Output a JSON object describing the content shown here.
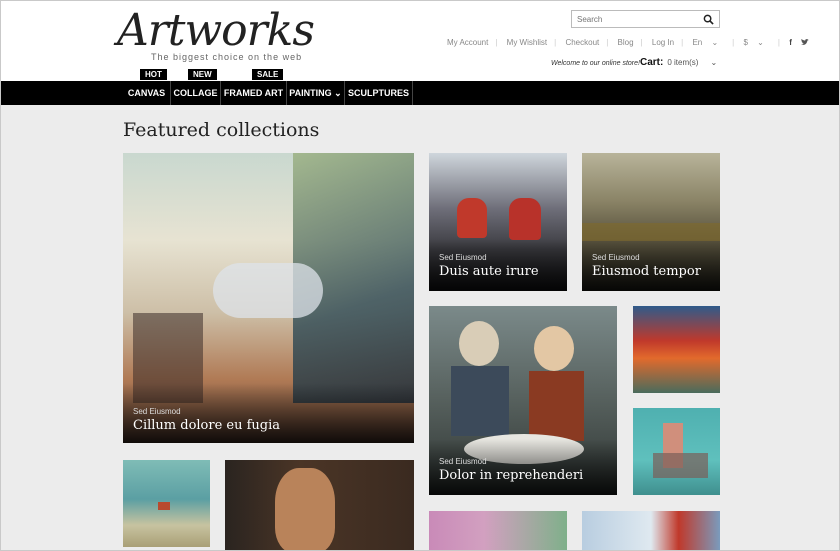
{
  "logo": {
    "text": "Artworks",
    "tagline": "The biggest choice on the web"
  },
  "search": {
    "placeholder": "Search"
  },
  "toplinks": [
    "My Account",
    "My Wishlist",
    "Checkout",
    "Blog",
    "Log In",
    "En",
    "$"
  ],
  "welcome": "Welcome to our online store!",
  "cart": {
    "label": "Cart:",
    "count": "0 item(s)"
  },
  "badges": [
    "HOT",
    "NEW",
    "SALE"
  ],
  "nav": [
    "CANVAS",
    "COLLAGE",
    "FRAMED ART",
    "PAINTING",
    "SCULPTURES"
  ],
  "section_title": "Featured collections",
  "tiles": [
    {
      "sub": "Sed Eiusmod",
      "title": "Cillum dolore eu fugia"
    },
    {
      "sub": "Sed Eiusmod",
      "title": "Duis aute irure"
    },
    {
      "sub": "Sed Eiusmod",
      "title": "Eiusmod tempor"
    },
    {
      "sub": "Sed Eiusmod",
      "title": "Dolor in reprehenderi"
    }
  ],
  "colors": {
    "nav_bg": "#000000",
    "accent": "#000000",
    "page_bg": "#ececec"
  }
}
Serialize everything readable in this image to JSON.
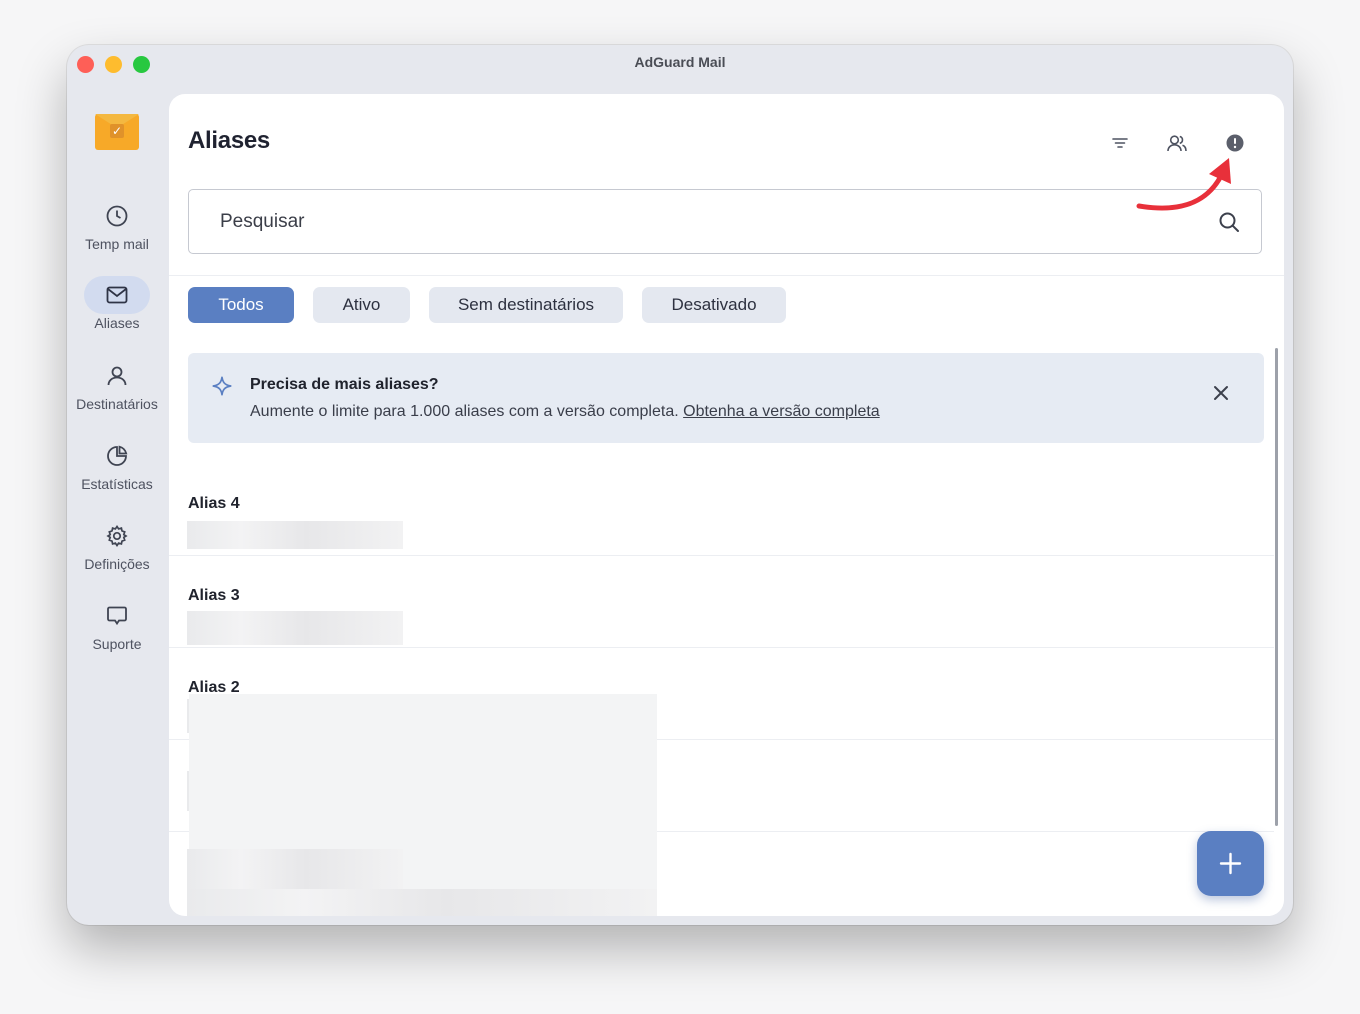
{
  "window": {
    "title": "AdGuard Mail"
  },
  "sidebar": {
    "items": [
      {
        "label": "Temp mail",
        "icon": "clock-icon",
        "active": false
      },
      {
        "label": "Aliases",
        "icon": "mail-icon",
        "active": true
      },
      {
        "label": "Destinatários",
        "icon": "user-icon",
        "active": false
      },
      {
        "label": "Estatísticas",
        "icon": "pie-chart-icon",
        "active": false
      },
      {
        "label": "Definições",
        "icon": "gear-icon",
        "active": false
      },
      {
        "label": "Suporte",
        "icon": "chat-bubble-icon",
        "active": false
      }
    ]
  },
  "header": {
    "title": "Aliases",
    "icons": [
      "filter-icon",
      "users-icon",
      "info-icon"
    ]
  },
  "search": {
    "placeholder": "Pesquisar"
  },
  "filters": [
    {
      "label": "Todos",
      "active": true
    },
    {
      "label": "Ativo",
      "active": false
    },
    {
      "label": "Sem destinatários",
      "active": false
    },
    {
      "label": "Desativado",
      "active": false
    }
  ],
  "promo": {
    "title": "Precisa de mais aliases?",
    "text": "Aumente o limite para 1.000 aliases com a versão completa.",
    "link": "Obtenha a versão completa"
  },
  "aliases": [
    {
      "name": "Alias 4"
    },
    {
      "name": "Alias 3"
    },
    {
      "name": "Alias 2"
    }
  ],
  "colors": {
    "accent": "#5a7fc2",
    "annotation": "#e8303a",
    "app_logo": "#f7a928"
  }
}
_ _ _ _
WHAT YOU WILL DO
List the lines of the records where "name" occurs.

EXERCISE SOLUTION
      "name": "Alias 4"
      "name": "Alias 3"
      "name": "Alias 2"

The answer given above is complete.